Today, Betty is our featured artist in “The Inside Story,” a blog series exploring the inner workings and personalities of our composers and performers. Read on to discover Betty’s adventurous hobby…
When did you realize that you wanted to be an artist?
Although my earliest memories are of music, I did not want to major in music; anything, except that! It had never been a challenge. Nevertheless, because of my music background, the school made me take the courses for a music major. I was assigned to study piano with Richard Bunger and that changed everything. Although I didn’t want to major in music, Richard challenged me. After continuing lessons with him the summer before sophomore year, I knew the battle was over. Music became my life. Everything revolved around music. When not practicing or studying, I attended every possible concert – classical, jazz, and pop. I also performed at every opportunity. The stage was where I came alive.

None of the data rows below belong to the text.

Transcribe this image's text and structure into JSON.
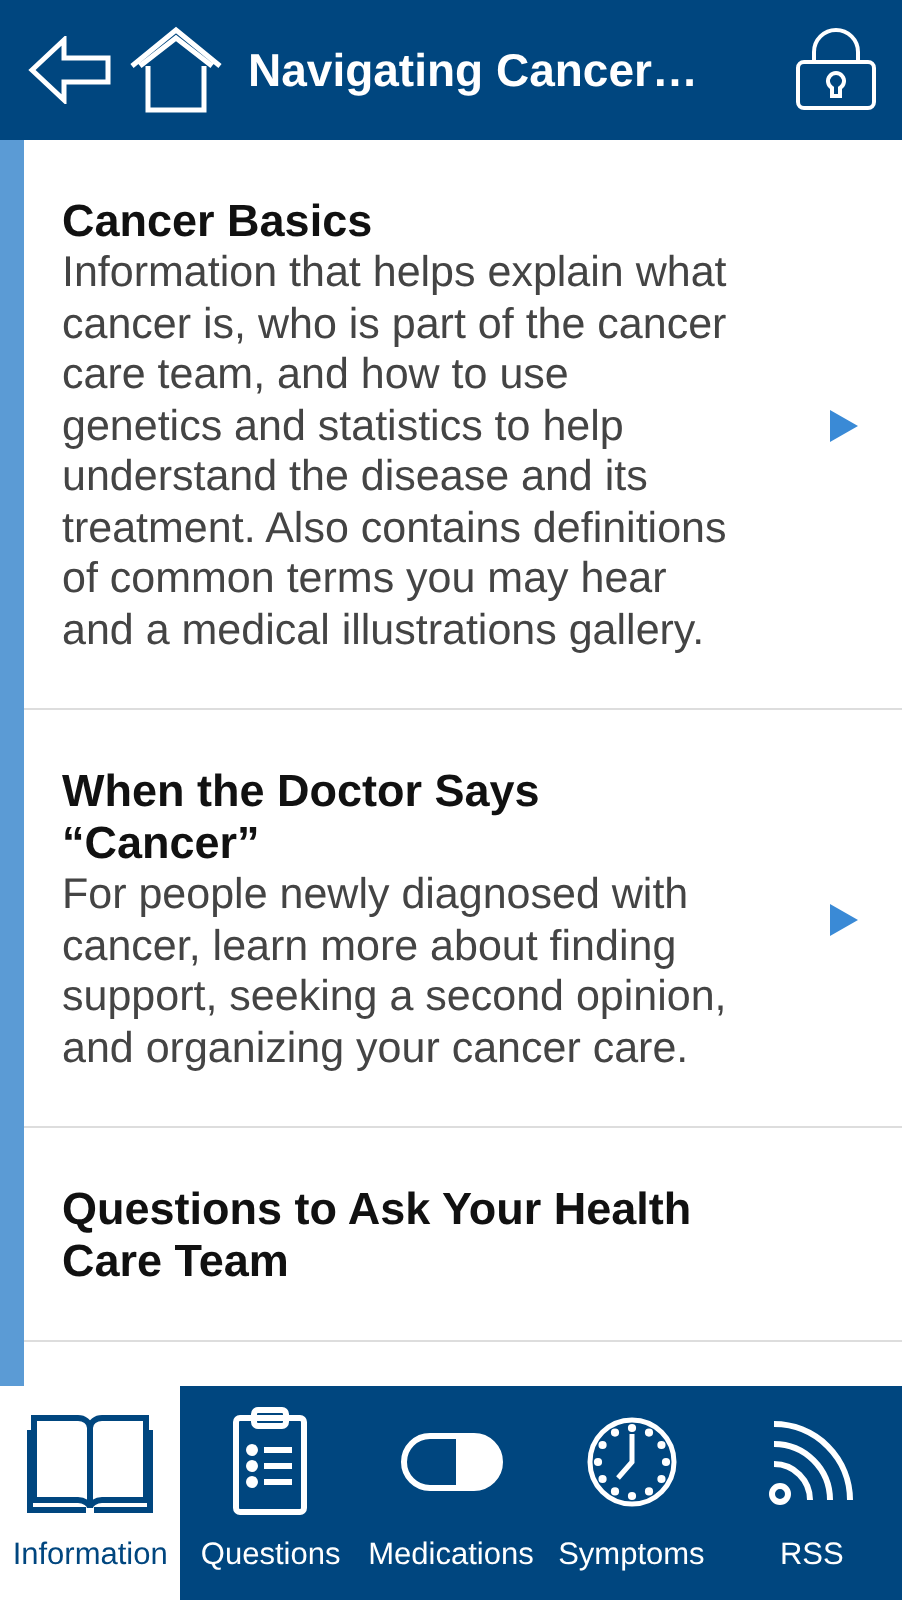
{
  "header": {
    "title": "Navigating Cancer…"
  },
  "items": [
    {
      "title": "Cancer Basics",
      "description": "Information that helps explain what cancer is, who is part of the cancer care team, and how to use genetics and statistics to help understand the disease and its treatment. Also contains definitions of common terms you may hear and a medical illustrations gallery."
    },
    {
      "title": "When the Doctor Says “Cancer”",
      "description": "For people newly diagnosed with cancer, learn more about finding support, seeking a second opinion, and organizing your cancer care."
    },
    {
      "title": "Questions to Ask Your Health Care Team"
    }
  ],
  "tabs": [
    {
      "label": "Information",
      "kind": "book",
      "selected": true
    },
    {
      "label": "Questions",
      "kind": "clipboard",
      "selected": false
    },
    {
      "label": "Medications",
      "kind": "pill",
      "selected": false
    },
    {
      "label": "Symptoms",
      "kind": "clock",
      "selected": false
    },
    {
      "label": "RSS",
      "kind": "rss",
      "selected": false
    }
  ]
}
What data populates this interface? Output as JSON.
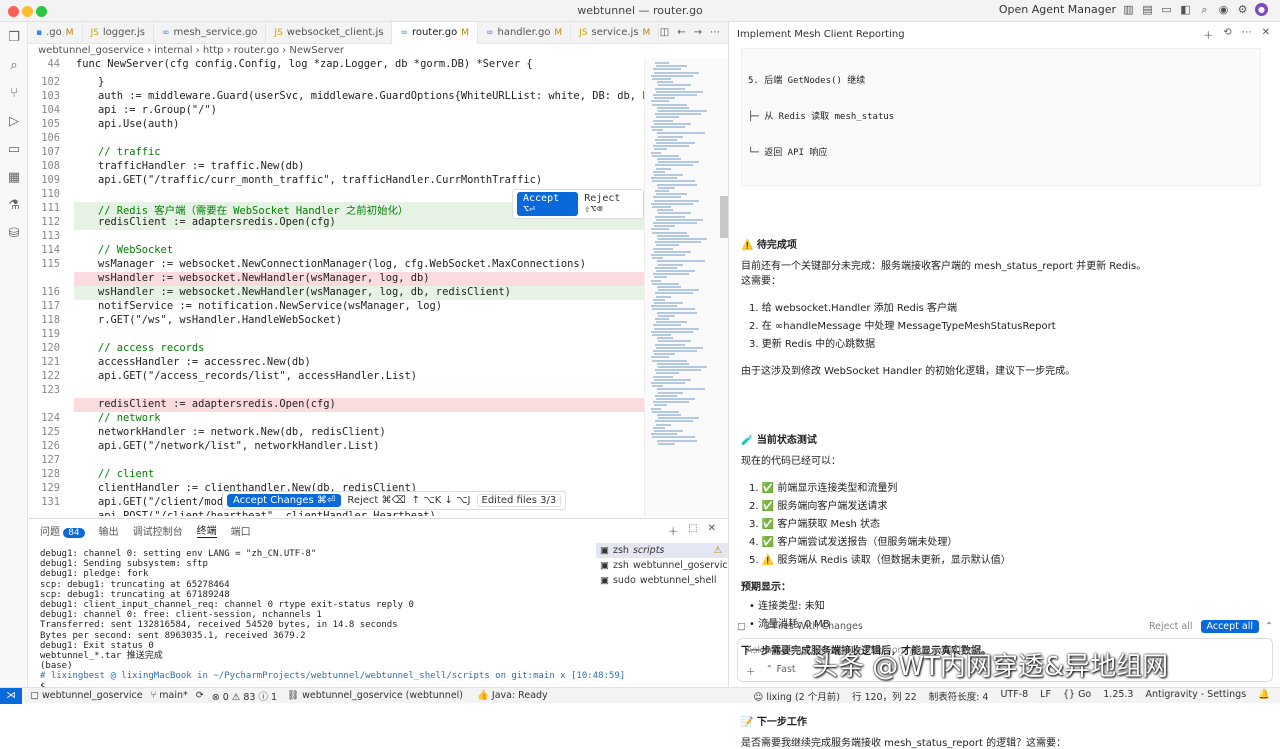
{
  "window": {
    "title": "webtunnel — router.go",
    "right_label": "Open Agent Manager"
  },
  "tabs": [
    {
      "label": ".go",
      "mod": "M"
    },
    {
      "label": "logger.js",
      "mod": ""
    },
    {
      "label": "mesh_service.go",
      "mod": ""
    },
    {
      "label": "websocket_client.js",
      "mod": ""
    },
    {
      "label": "router.go",
      "mod": "M"
    },
    {
      "label": "handler.go",
      "mod": "M"
    },
    {
      "label": "service.js",
      "mod": "M"
    }
  ],
  "breadcrumb": "webtunnel_goservice › internal › http › router.go › NewServer",
  "editor": {
    "line44_num": "44",
    "line44_code": "func NewServer(cfg config.Config, log *zap.Logger, db *gorm.DB) *Server {",
    "lines": [
      {
        "n": "102",
        "c": "\t}"
      },
      {
        "n": "103",
        "c": "\tauth := middleware.Guard(userSvc, middleware.GuardOptions{WhiteURLList: white, DB: db, Log: log})"
      },
      {
        "n": "104",
        "c": "\tapi := r.Group(\"/\")"
      },
      {
        "n": "105",
        "c": "\tapi.Use(auth)"
      },
      {
        "n": "106",
        "c": ""
      },
      {
        "n": "107",
        "c": "\t// traffic"
      },
      {
        "n": "108",
        "c": "\ttrafficHandler := traffic.New(db)"
      },
      {
        "n": "109",
        "c": "\tapi.GET(\"/traffic/curr_month_traffic\", trafficHandler.CurrMonthTraffic)"
      },
      {
        "n": "110",
        "c": ""
      },
      {
        "n": "111",
        "c": "\t// Redis 客户端（需要在 WebSocket Handler 之前初始化）"
      },
      {
        "n": "112",
        "c": "\tredisClient := adaptersredis.Open(cfg)"
      },
      {
        "n": "113",
        "c": ""
      },
      {
        "n": "114",
        "c": "\t// WebSocket"
      },
      {
        "n": "115",
        "c": "\twsManager := websocket.NewConnectionManager(log, cfg.WebSocket.MaxConnections)"
      },
      {
        "n": "",
        "c": "\twsHandler := websocket.NewHandler(wsManager, log, db)"
      },
      {
        "n": "116",
        "c": "\twsHandler := websocket.NewHandler(wsManager, log, db, redisClient)"
      },
      {
        "n": "117",
        "c": "\tnotifService := notification.NewService(wsManager, log)"
      },
      {
        "n": "118",
        "c": "\tr.GET(\"/ws\", wsHandler.HandleWebSocket)"
      },
      {
        "n": "119",
        "c": ""
      },
      {
        "n": "120",
        "c": "\t// access records"
      },
      {
        "n": "121",
        "c": "\taccessHandler := accessrec.New(db)"
      },
      {
        "n": "122",
        "c": "\tapi.GET(\"/access_records/list\", accessHandler.List)"
      },
      {
        "n": "123",
        "c": ""
      },
      {
        "n": "",
        "c": "\tredisClient := adaptersredis.Open(cfg)"
      },
      {
        "n": "124",
        "c": "\t// network"
      },
      {
        "n": "125",
        "c": "\tnetworkHandler := network.New(db, redisClient)"
      },
      {
        "n": "126",
        "c": "\tapi.GET(\"/network/list\", networkHandler.List)"
      },
      {
        "n": "127",
        "c": ""
      },
      {
        "n": "128",
        "c": "\t// client"
      },
      {
        "n": "129",
        "c": "\tclientHandler := clienthandler.New(db, redisClient)"
      },
      {
        "n": "131",
        "c": "\tapi.GET(\"/client/modif"
      },
      {
        "n": "",
        "c": "\tapi.POST(\"/client/heartbeat\", clientHandler.Heartbeat)"
      }
    ],
    "inline_accept": "Accept ⌥⏎",
    "inline_reject": "Reject ⇧⌥⌫",
    "accept_changes": "Accept Changes ⌘⏎",
    "reject": "Reject ⌘⌫",
    "nav": "↑ ⌥K  ↓ ⌥J",
    "edited_files": "Edited files 3/3"
  },
  "panel": {
    "tabs": [
      "问题",
      "输出",
      "调试控制台",
      "终端",
      "端口"
    ],
    "problems_count": "84",
    "terminal_lines": [
      "debug1: channel 0: setting env LANG = \"zh_CN.UTF-8\"",
      "debug1: Sending subsystem: sftp",
      "debug1: pledge: fork",
      "scp: debug1: truncating at 65278464",
      "scp: debug1: truncating at 67189248",
      "debug1: client_input_channel_req: channel 0 rtype exit-status reply 0",
      "debug1: channel 0: free: client-session, nchannels 1",
      "Transferred: sent 132816584, received 54520 bytes, in 14.8 seconds",
      "Bytes per second: sent 8963035.1, received 3679.2",
      "debug1: Exit status 0",
      "webtunnel_*.tar 推送完成",
      "(base)",
      "# lixingbest @ lixingMacBook in ~/PycharmProjects/webtunnel/webtunnel_shell/scripts on git:main x [10:48:59]",
      "$ "
    ],
    "terminals": [
      {
        "shell": "zsh",
        "name": "scripts"
      },
      {
        "shell": "zsh",
        "name": "webtunnel_goservice"
      },
      {
        "shell": "sudo",
        "name": "webtunnel_shell"
      }
    ]
  },
  "chat": {
    "title": "Implement Mesh Client Reporting",
    "step5": "5. 后端 GetNodes() 继续",
    "step5a": "├─ 从 Redis 读取 mesh_status",
    "step5b": "└─ 返回 API 响应",
    "pending_title": "⚠️ 待完成项",
    "pending_intro": "目前还有一个关键部分未完成：服务端接收客户端的 mesh_status_report 并更新 Redis。",
    "pending_need": "这需要：",
    "pending_items": [
      "给 websocket.Handler 添加 Redis 客户端",
      "在 ∞handleMessage 中处理 MessageTypeMeshStatusReport",
      "更新 Redis 中的心跳数据"
    ],
    "pending_note": "由于这涉及到修改 WebSocket Handler 的初始化逻辑，建议下一步完成。",
    "test_title": "🧪 当前状态测试",
    "test_intro": "现在的代码已经可以：",
    "test_items": [
      "✅ 前端显示连接类型和流量列",
      "✅ 服务端向客户端发送请求",
      "✅ 客户端获取 Mesh 状态",
      "✅ 客户端尝试发送报告（但服务端未处理）",
      "⚠️ 服务端从 Redis 读取（但数据未更新，显示默认值）"
    ],
    "expect_title": "预期显示：",
    "expect_items": [
      "连接类型: 未知",
      "流量消耗: 0 MB"
    ],
    "expect_note": "下一步需要完成服务端接收逻辑后，才能显示真实数据。",
    "next_title": "📝 下一步工作",
    "next_q": "是否需要我继续完成服务端接收 mesh_status_report 的逻辑？这需要：",
    "files_changed": "3 Files With Changes",
    "reject_all": "Reject all",
    "accept_all": "Accept all",
    "input_placeholder": "Ask anything (⌘L), @ to mention, / for workflows",
    "mode": "Fast"
  },
  "statusbar": {
    "project": "webtunnel_goservice",
    "branch": "main*",
    "counts": "⊗ 0 ⚠ 83 ⓘ 1",
    "workspace": "webtunnel_goservice (webtunnel)",
    "java": "Java: Ready",
    "blame": "lixing (2 个月前)",
    "pos": "行 120，列 22",
    "tab": "制表符长度: 4",
    "enc": "UTF-8",
    "eol": "LF",
    "lang": "Go",
    "ver": "1.25.3",
    "app": "Antigravity - Settings"
  },
  "watermark": "头条 @WT内网穿透&异地组网"
}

There was nothing more rewarding or exhilarating.
I wrote my first piece at the end of my junior year, then continued composing while pursuing graduate studies in piano performance. The composition professor just told me to write. He said that I knew my style (I didn’t) and gave no instruction. In graduate school one group knew me as a composer, all others as a pianist. On the Honors Concert, I was listed as a composition major!
What was your most unusual performance?
One concert was both unusual and memorable. When accepting the concert date, I didn’t realize that the hall was not a concert hall. When I arrived at the venue, I was taken aback. Two things: (1) Even though it was early, people were already there. I would have to play without trying the piano. (2) The performance area was on the same level as the audience.
This was daunting, but the show must go on. When I sat down and began to play, I realized that the seat was on rollers. Although that was a bit disconcerting, it was manageable. All went well until the allegro section of my Sonata. While playing the furious passage, I discovered that no one had locked the rollers on the piano! I rolled along with it and after that piece, somehow found the strength to pull the piano back toward me. That was definitely a memorable concert! The people didn’t seem to realize what had happened and were a really great audience. I later discovered that the town didn’t normally sponsor concerts.
What is your guilty pleasure?
If you are asking about food, it’s Cheez-it crackers. Give me a cup of dark roast black coffee and Cheez-it crackers and I’m content.
My real guilty pleasure, however, is indoor skydiving. Nothing can compare with the feeling of weightless freedom as I fly around and soar up to the top of the wind tunnel. If the cost were not so expensive, I would indulge in this pleasure every week.
If you could make a living at any job in the world, what would that job be?
If I’m dreaming, I’ll dream big! I would work for a company that was both a publishing house and a recording company. My regular weekly assignment would be to compose piano solo music for all levels of difficulty, elementary to professional. It can be challenging to create good music for amateurs. Writing for professional pianists is simply fun.
The big part of the dream would be to have professional musicians available to try out and perform music I would write for other instruments; solo, chamber ensemble, and vocal. Of course, my music would not only be published but also recorded. Since I currently live in a rural location, having the luxury of professional musicians available is only a dream.
If you could instantly have expertise performing one instrument, what instrument would that be?
Without question, it would be the cello. I love the sound of the instrument. The lush, mellow tones reach the depths of my soul. Other than the piano, there is no instrument more heavenly. Of course, I would have to play like Yo-Yo Ma!
What does this album mean to you personally?
Each piece on the album has a personal meaning.
Vibes is about summer in New York City. On my daily walks in Central Park, I always stopped to listen to the guitarist, then continued walking around the Boat Pond. Later I enjoyed the frenetic energy and excitement (“Ebullient”) of the city.
Atmospheres depicts the moods I went through after accepting a commission. When I started to write, I was “Apprehensive.” Should I have accepted the commission? Can I do this? After writing and rewriting, I got “Frustrated” but was determined to persevere. Finally, I was satisfied with the work and became “Self-Confident.” I was finally able to relax and enjoy a few “Tranquil” moments.
I first met Margaret Mills when we both lived in Connecticut and were involved with Greenwich Chamber Music. She also performed my music. When she commissioned me to write Celebration Prelude for her birthday concert, it became very personal. Each section of the piece represents an event in her life. Most, but not all, of the events were ones she personally requested.